As for a fourth and, in my opinion, much higher priority, that of much-needed systemic reform and enhancement of education standards and accountability, there were a number of well-intentioned and well-crafted proposals designed to incrementally improve public schools. The primary vehicle for these was House Education Committee Chairman Kent Grusendorf’s HB 2, the “Roadmap to Results”, a bill enhanced by recommendations of the Governor’s Business Council. It was narrowly approved by the House of Representatives in the regular session and survived a House-Senate conference. Unfortunately, the reforms died under the weight of enormous opposition from the education establishment (“show me the money!”) along with the stalemate on the tax reforms.
Frankly, I would rate the reform bill about a 7 on a scale of 1-10, where a 10 represents the boldness in structural reform that would begin to truly transform the culture of public education and produce the kind of enhancement in student achievement our children deserve. Don’t misunderstand me: I am not one to let the “perfect” be the enemy of the “good”, and I would have been pleased with this significant step down the road, but much more needs to be done.
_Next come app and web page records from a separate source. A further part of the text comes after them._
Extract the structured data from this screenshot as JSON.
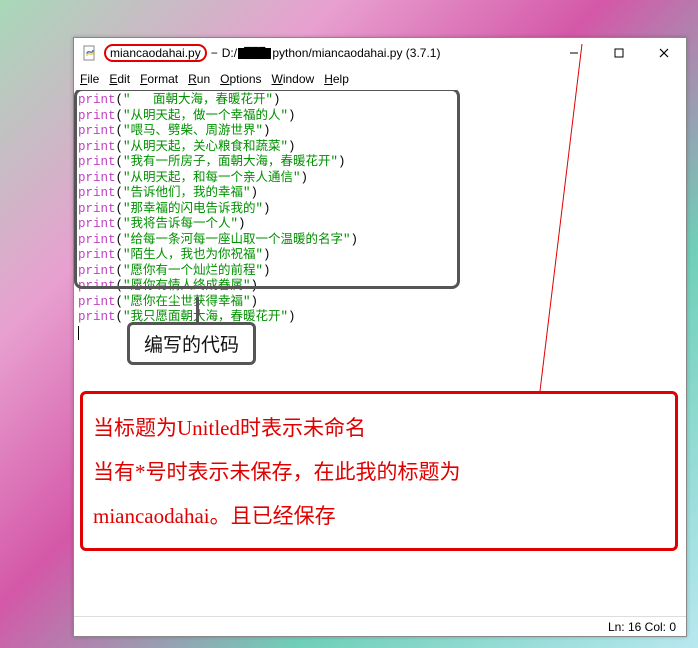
{
  "window": {
    "filename": "miancaodahai.py",
    "path_prefix": "D:/",
    "path_suffix": "python/miancaodahai.py (3.7.1)"
  },
  "menu": {
    "file": "File",
    "edit": "Edit",
    "format": "Format",
    "run": "Run",
    "options": "Options",
    "window": "Window",
    "help": "Help"
  },
  "code": {
    "lines": [
      "\"   面朝大海，春暖花开\"",
      "\"从明天起，做一个幸福的人\"",
      "\"喂马、劈柴、周游世界\"",
      "\"从明天起，关心粮食和蔬菜\"",
      "\"我有一所房子，面朝大海，春暖花开\"",
      "\"从明天起，和每一个亲人通信\"",
      "\"告诉他们，我的幸福\"",
      "\"那幸福的闪电告诉我的\"",
      "\"我将告诉每一个人\"",
      "\"给每一条河每一座山取一个温暖的名字\"",
      "\"陌生人，我也为你祝福\"",
      "\"愿你有一个灿烂的前程\"",
      "\"愿你有情人终成眷属\"",
      "\"愿你在尘世获得幸福\"",
      "\"我只愿面朝大海，春暖花开\""
    ],
    "keyword": "print"
  },
  "status": {
    "text": "Ln: 16   Col: 0"
  },
  "annotations": {
    "code_label": "编写的代码",
    "note_line1": "当标题为Unitled时表示未命名",
    "note_line2": "当有*号时表示未保存，在此我的标题为",
    "note_line3": "miancaodahai。且已经保存"
  }
}
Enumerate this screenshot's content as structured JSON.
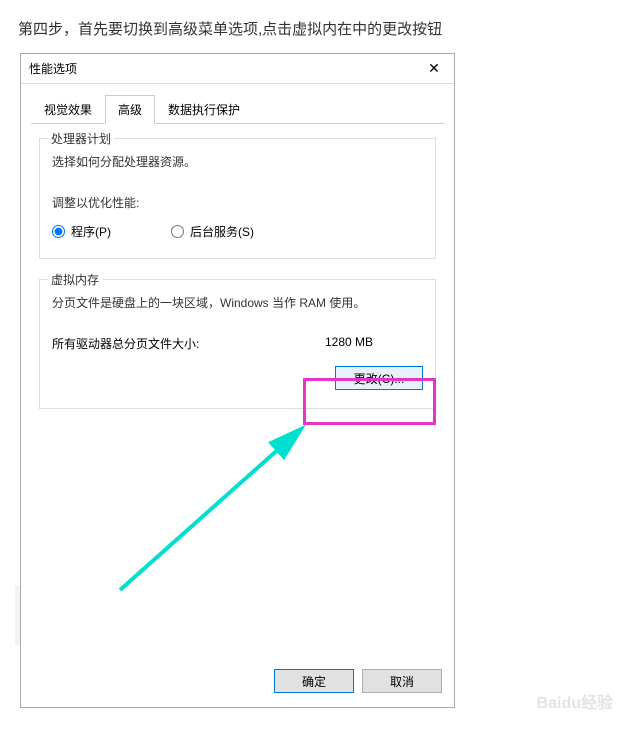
{
  "instruction": "第四步，首先要切换到高级菜单选项,点击虚拟内在中的更改按钮",
  "dialog": {
    "title": "性能选项",
    "tabs": [
      {
        "label": "视觉效果"
      },
      {
        "label": "高级"
      },
      {
        "label": "数据执行保护"
      }
    ],
    "processor": {
      "legend": "处理器计划",
      "desc": "选择如何分配处理器资源。",
      "adjust_label": "调整以优化性能:",
      "options": {
        "program": "程序(P)",
        "background": "后台服务(S)"
      }
    },
    "virtual_memory": {
      "legend": "虚拟内存",
      "desc": "分页文件是硬盘上的一块区域，Windows 当作 RAM 使用。",
      "total_label": "所有驱动器总分页文件大小:",
      "total_value": "1280 MB",
      "change_btn": "更改(C)..."
    },
    "footer": {
      "ok": "确定",
      "cancel": "取消"
    }
  },
  "watermark": "Baidu经验"
}
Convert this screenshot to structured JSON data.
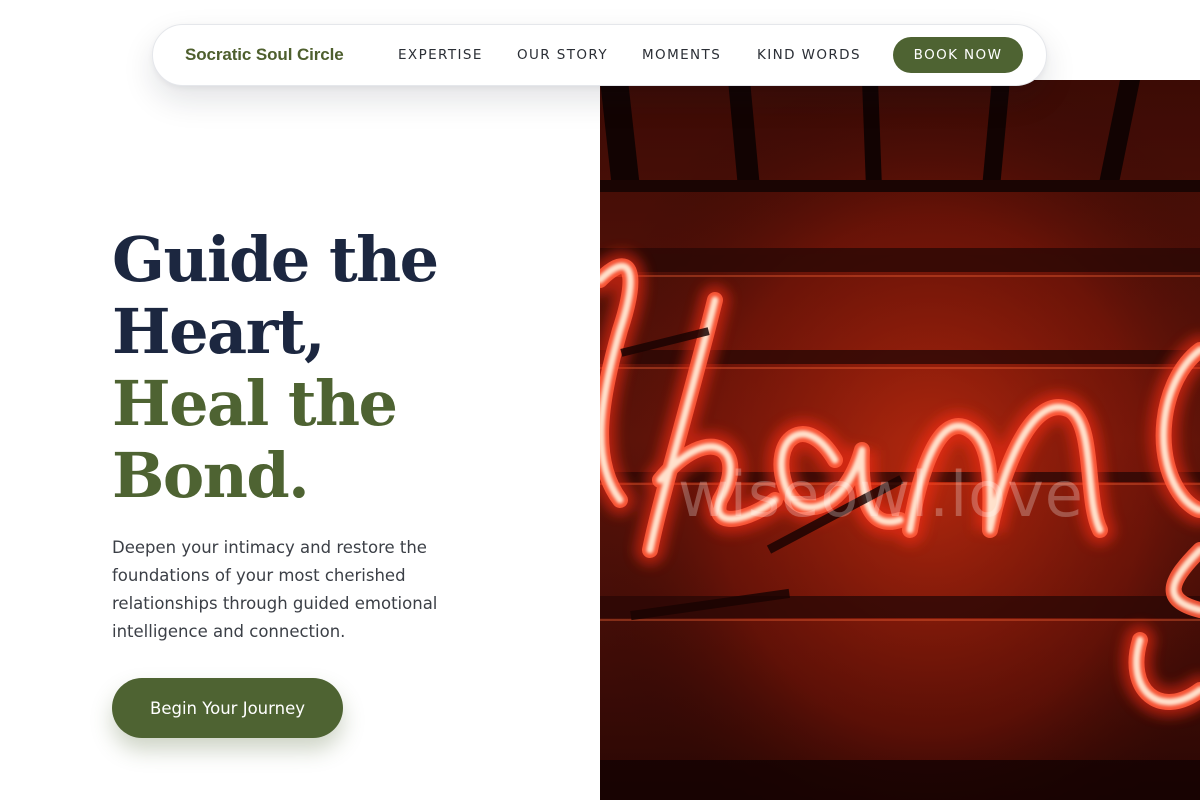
{
  "nav": {
    "brand": "Socratic Soul Circle",
    "links": [
      {
        "label": "EXPERTISE"
      },
      {
        "label": "OUR STORY"
      },
      {
        "label": "MOMENTS"
      },
      {
        "label": "KIND WORDS"
      }
    ],
    "cta": "BOOK NOW"
  },
  "hero": {
    "title_lines": [
      "Guide the",
      "Heart,",
      "Heal the",
      "Bond."
    ],
    "description": "Deepen your intimacy and restore the foundations of your most cherished relationships through guided emotional intelligence and connection.",
    "cta": "Begin Your Journey",
    "image": {
      "subject": "red-neon-sign",
      "watermark": "wiseowl.love"
    }
  },
  "colors": {
    "brand_green": "#4e6332",
    "heading_navy": "#1c2740",
    "body_text": "#3b3f46",
    "neon_red": "#ff3b1e",
    "neon_warm": "#ffd9c0"
  }
}
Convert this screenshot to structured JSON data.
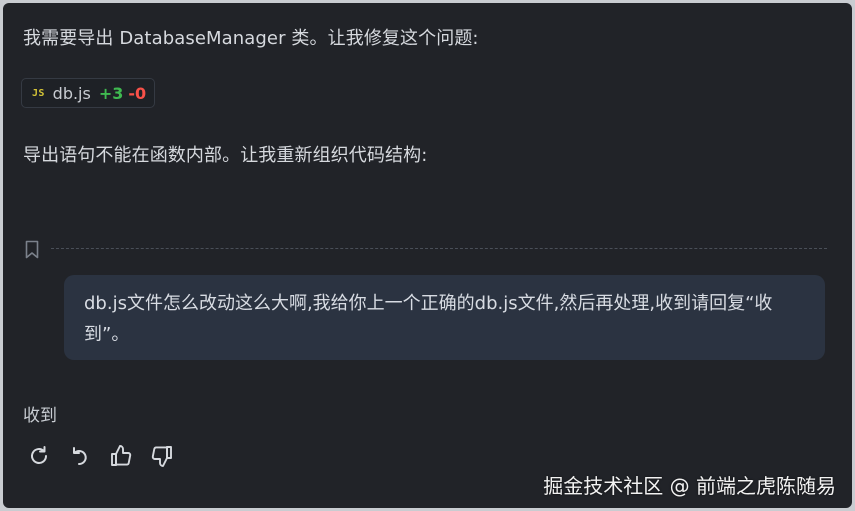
{
  "assistant": {
    "message_1": "我需要导出 DatabaseManager 类。让我修复这个问题:",
    "file_chip": {
      "lang_badge": "JS",
      "file_name": "db.js",
      "added": "+3",
      "removed": "-0"
    },
    "message_2": "导出语句不能在函数内部。让我重新组织代码结构:"
  },
  "divider": {
    "icon": "bookmark-icon"
  },
  "user_message": {
    "text": "db.js文件怎么改动这么大啊,我给你上一个正确的db.js文件,然后再处理,收到请回复“收到”。"
  },
  "reply": {
    "text": "收到"
  },
  "actions": [
    {
      "icon": "retry-icon"
    },
    {
      "icon": "undo-icon"
    },
    {
      "icon": "thumbs-up-icon"
    },
    {
      "icon": "thumbs-down-icon"
    }
  ],
  "watermark": {
    "text": "掘金技术社区 @ 前端之虎陈随易"
  },
  "colors": {
    "background": "#212328",
    "user_bubble": "#2b3341",
    "text": "#d6d9de",
    "added": "#3fb950",
    "removed": "#f85149",
    "js_badge": "#d4c437"
  }
}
There is very little doubt among sophisticated observers that Texas has led the nation in public education reform over the past decade or so and that it has served as a model for the nation in the advancement of standards and accountability. This has been accomplished by the dedication of a statewide coalition of educators, administrators, legislators and business leaders in a consistent effort over a period of twenty years.
However, there is mounting evidence that the easier phases of reform are behind us. The more intractable issues hindering student achievement have not been reached by the reforms and a much more difficult phase of reform lies ahead if we are to truly improve Texas public schools for all children.
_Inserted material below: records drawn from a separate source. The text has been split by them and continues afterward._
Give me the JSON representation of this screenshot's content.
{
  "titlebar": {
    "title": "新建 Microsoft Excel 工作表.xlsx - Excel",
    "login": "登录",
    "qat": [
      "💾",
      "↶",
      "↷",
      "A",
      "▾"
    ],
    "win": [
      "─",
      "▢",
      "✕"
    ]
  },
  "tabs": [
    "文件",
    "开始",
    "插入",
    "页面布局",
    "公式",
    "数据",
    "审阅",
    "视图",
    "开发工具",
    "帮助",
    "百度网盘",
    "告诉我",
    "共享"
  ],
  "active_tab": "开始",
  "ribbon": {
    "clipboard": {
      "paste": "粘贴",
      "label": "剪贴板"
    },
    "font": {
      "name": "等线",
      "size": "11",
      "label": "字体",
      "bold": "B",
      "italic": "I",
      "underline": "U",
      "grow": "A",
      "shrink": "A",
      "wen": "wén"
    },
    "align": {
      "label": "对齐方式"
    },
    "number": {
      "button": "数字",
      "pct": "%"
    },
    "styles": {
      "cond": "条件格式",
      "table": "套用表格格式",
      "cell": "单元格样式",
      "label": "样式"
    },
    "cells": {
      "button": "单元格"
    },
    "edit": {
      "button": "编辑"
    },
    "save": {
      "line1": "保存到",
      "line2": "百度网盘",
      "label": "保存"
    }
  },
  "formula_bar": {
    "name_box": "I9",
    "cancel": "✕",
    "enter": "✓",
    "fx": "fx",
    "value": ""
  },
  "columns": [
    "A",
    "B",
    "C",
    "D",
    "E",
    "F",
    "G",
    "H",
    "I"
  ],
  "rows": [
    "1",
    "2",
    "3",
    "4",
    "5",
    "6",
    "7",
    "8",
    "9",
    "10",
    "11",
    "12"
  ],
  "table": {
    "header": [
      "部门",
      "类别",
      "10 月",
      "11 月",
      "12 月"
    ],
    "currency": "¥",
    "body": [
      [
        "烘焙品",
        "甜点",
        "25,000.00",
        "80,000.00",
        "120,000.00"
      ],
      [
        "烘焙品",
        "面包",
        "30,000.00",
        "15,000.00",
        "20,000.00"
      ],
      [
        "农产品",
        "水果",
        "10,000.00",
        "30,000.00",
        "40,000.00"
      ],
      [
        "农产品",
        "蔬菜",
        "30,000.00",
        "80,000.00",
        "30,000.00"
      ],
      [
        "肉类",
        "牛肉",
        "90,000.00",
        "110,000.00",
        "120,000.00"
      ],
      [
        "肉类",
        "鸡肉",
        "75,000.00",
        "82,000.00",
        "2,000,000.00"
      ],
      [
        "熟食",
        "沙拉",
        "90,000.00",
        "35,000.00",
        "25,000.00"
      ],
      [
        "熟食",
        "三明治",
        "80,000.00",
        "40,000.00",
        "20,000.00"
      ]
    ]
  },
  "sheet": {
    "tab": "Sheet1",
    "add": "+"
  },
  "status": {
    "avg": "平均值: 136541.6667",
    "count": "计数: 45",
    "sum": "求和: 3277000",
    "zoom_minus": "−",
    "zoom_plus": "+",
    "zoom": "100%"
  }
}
Indices of student achievement—such as college and workplace readiness, national norm-referenced test scores, and reading ability—offer mounting evidence of the pressing need to objectively revisit the Texas reform model and courageously pursue corrections in course.
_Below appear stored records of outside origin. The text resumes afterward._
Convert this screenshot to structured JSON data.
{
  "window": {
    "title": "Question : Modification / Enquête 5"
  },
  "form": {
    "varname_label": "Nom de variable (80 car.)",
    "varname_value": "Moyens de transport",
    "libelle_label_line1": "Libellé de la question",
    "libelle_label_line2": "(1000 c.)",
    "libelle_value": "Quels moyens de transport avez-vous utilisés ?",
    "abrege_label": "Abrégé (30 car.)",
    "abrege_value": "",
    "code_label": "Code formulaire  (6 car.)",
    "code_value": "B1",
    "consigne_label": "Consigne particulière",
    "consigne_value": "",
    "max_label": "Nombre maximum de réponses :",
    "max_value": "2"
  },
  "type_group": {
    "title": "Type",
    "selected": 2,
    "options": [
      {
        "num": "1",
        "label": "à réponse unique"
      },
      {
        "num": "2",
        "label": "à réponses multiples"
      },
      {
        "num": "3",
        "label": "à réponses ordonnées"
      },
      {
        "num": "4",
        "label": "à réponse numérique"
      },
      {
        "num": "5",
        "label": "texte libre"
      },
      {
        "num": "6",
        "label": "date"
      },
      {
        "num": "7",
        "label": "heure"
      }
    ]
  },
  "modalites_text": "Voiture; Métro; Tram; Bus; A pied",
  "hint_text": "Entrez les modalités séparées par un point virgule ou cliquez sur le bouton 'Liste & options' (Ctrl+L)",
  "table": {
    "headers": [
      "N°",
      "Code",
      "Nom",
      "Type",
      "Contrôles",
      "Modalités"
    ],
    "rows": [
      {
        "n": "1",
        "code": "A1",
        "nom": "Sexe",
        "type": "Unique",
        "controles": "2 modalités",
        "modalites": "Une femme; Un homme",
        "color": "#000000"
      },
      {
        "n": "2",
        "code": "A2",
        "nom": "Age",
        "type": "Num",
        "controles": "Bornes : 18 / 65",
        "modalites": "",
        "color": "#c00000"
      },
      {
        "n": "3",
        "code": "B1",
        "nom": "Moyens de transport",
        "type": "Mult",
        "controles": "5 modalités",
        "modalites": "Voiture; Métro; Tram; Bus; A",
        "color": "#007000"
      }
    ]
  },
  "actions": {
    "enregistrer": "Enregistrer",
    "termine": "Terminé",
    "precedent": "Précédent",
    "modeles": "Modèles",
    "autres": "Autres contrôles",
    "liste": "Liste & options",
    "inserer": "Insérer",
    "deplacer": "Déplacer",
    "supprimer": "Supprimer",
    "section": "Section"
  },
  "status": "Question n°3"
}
Doing this will require complete candor and transparency about the current status of public education in Texas in addition to confronting the enormous vested interests that sustain not only the current system that has been in business for almost a century as well as those who benefit, politically and otherwise, from the image of the “Texas Miracle”.
As we consider what happens next, there are specific actions that could make this “roadmap” much more effective (a “10” if you will) as an instrument to revive and advance the “Texas Miracle” in public education, as follows:
• Academic Standards—Revisit the premises of the Texas Essential Knowledge and Skills (TEKS) document, refine and strengthen it to identify explicit, objective grade level expectations for all core subject areas, and reject its foundational “constructivist” philosophy of education.
• Assessment—Replace or supplement criterion-referenced testing with national norm-referenced testing and add value-added assessment throughout K-1
• Academic Accountability—Significantly increase the State’s standards for K-12 district and campus performance, add college readiness as a standard, measure it with the SAT or ACT exam for high school exit, and install much more urgent and serious consequences for underperforming campuses.
• The Reading Crisis—Everything about student achievement follows from reading ability, and we should declare the moral equivalent of war on the shameful illiteracy of our children, beginning immediately with cross-jurisdictional task forces in our urban areas.
• Empowerment Through School Choice—The centerpiece of delivery system reform must be comprehensive, child-centered school choice in all of its manifestations, including vouchers, charters, online, home schooling, etc., beginning with aggressive expansion of open enrollment charter authority and awarding vouchers for special education needs and to students in failing schools.
• Educator Quality—We should aggressively expand alternatives to educator preparation and certification, lead the movement to national standardized certification, significantly expand new teacher mentoring, aggressively recruit non-traditional leadership for school administration, and introduce performance-based compensation for all educators based on value-added evaluation.
• Financial Accountability—We should develop and implement a financial accountability rating system that distinguishes among districts’ levels of financial performance, brings additional transparency to education finance, and allows for the establishment of financial accountability standards reaching to the campus level that are commensurate with academic standards.
• Structural Deregulation—Dump the age old “one best system”, particularly in the high schools, and allow wide-ranging authority for deregulation of human resource management as well as innovations in scheduling and delivery.
The current situation is analogous to the beginning of the furious battle over tort reform in the early 1990’s, when Texas business leaders were finally energized and organized to take on and win a protracted battle against a threat that had seriously jeopardized the State’s economic viability.
The necessary opinion leadership is not yet sufficiently energized for this new phase of education reform, but the prognosis for our public education system represents a threat even more onerous to our economic and cultural future and it is one that is worthy of a similar long-term commitment to overcome. In addition, and more importantly, it represents the civil rights revolution of the 21st century.
(Note: This essay is an updated summary of my March 2005 paper written for the Texas Public Policy Foundation. If you would like a copy of the complete paper, let me know.)